Genetic variation in subalpine fir (Abies lasiocarpa) in the Olympic Mountains, Washington, USA: Differentiation in response to an elevation gradient

Ettl, G.J., and D.L. Peterson. 2001. Genetic variation in subalpine fir (Abies lasiocarpa) in the Olympic Mountains, Washington, USA: Differentiation in response to an elevation gradient. Silva Genetic 50:145-253.


This study examines the genetic structure of subalpine fir along an elevation gradient in the Olympic Mountains, Washington. Starch gel electrophoresis was used to-resolve 15 ribozyme loci from 9 populations on 3 mountains. First, we describe the genetic variation of these 9 populations in the Olympic Mountains, and compare these results to those of other tree species. Then we compare genetic differentiation (G(ST)) among populations to test if selective pressures alter genotypic frequencies in response to steep environmental gradients over the elevation range of this species.

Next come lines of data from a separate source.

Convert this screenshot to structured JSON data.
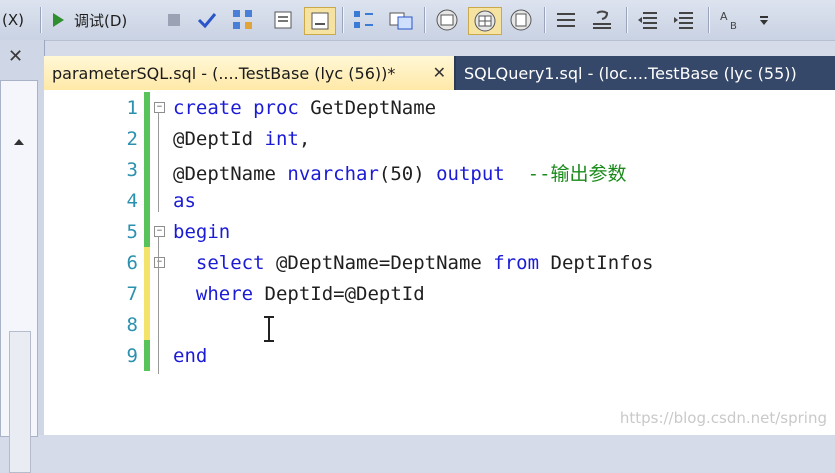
{
  "toolbar": {
    "menu_fragment": "(X)",
    "debug_label": "调试(D)",
    "icons": [
      "execute-icon",
      "stop-icon",
      "parse-check-icon",
      "query-plan-icon",
      "results-to-icon",
      "save-results-icon",
      "display-plan-icon",
      "include-stats-icon",
      "client-stats-icon",
      "results-text-icon",
      "results-grid-icon",
      "results-file-icon",
      "comment-icon",
      "uncomment-icon",
      "decrease-indent-icon",
      "increase-indent-icon",
      "specify-values-icon",
      "dropdown-icon"
    ]
  },
  "tabs": [
    {
      "label": "parameterSQL.sql - (....TestBase (lyc (56))*",
      "close": "✕",
      "active": true
    },
    {
      "label": "SQLQuery1.sql - (loc....TestBase (lyc (55))",
      "active": false
    }
  ],
  "left": {
    "close": "✕"
  },
  "editor": {
    "lines": [
      {
        "n": "1",
        "tokens": [
          {
            "t": "create proc ",
            "c": "kw"
          },
          {
            "t": "GetDeptName",
            "c": "id"
          }
        ],
        "fold": "⊟"
      },
      {
        "n": "2",
        "tokens": [
          {
            "t": "@DeptId ",
            "c": "id"
          },
          {
            "t": "int",
            "c": "kw"
          },
          {
            "t": ",",
            "c": "id"
          }
        ]
      },
      {
        "n": "3",
        "tokens": [
          {
            "t": "@DeptName ",
            "c": "id"
          },
          {
            "t": "nvarchar",
            "c": "kw"
          },
          {
            "t": "(50) ",
            "c": "num"
          },
          {
            "t": "output",
            "c": "kw"
          },
          {
            "t": "  --输出参数",
            "c": "cmt"
          }
        ]
      },
      {
        "n": "4",
        "tokens": [
          {
            "t": "as",
            "c": "kw"
          }
        ]
      },
      {
        "n": "5",
        "tokens": [
          {
            "t": "begin",
            "c": "kw"
          }
        ],
        "fold": "⊟"
      },
      {
        "n": "6",
        "tokens": [
          {
            "t": "  select ",
            "c": "kw"
          },
          {
            "t": "@DeptName=DeptName ",
            "c": "id"
          },
          {
            "t": "from ",
            "c": "kw"
          },
          {
            "t": "DeptInfos",
            "c": "id"
          }
        ],
        "fold": "⊟"
      },
      {
        "n": "7",
        "tokens": [
          {
            "t": "  where ",
            "c": "kw"
          },
          {
            "t": "DeptId=@DeptId",
            "c": "id"
          }
        ]
      },
      {
        "n": "8",
        "tokens": []
      },
      {
        "n": "9",
        "tokens": [
          {
            "t": "end",
            "c": "kw"
          }
        ]
      }
    ]
  },
  "watermark": "https://blog.csdn.net/spring",
  "colors": {
    "keyword": "#1b1bd6",
    "comment": "#1a8a1a",
    "line_number": "#2b91af",
    "changed": "#58c35a",
    "unsaved": "#f3e36b",
    "tab_active": "#ffe9a8",
    "tab_inactive": "#364869"
  }
}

Genetic variation is relatively uniform throughout most of the sites sampled (H-0 range = 0.103-0.139 in the eastern Olympic Mountains), with notably lower diversity observed at the western extent of subalpine fir's range (H-0 = 0.70 in the central Olympic Mountains). Lower diversity in the western Olympics may result from either founder effects as the species expanded its range from a glacial refugee, or from selection pressures on the loci considered. Genetic differentiation is greater among high elevation sites on different mountains, than among different elevation sites on the same mountain, or lower elevation sites on different mountains. Estimates of gene flow (N-m = 7.8) are high among all sites.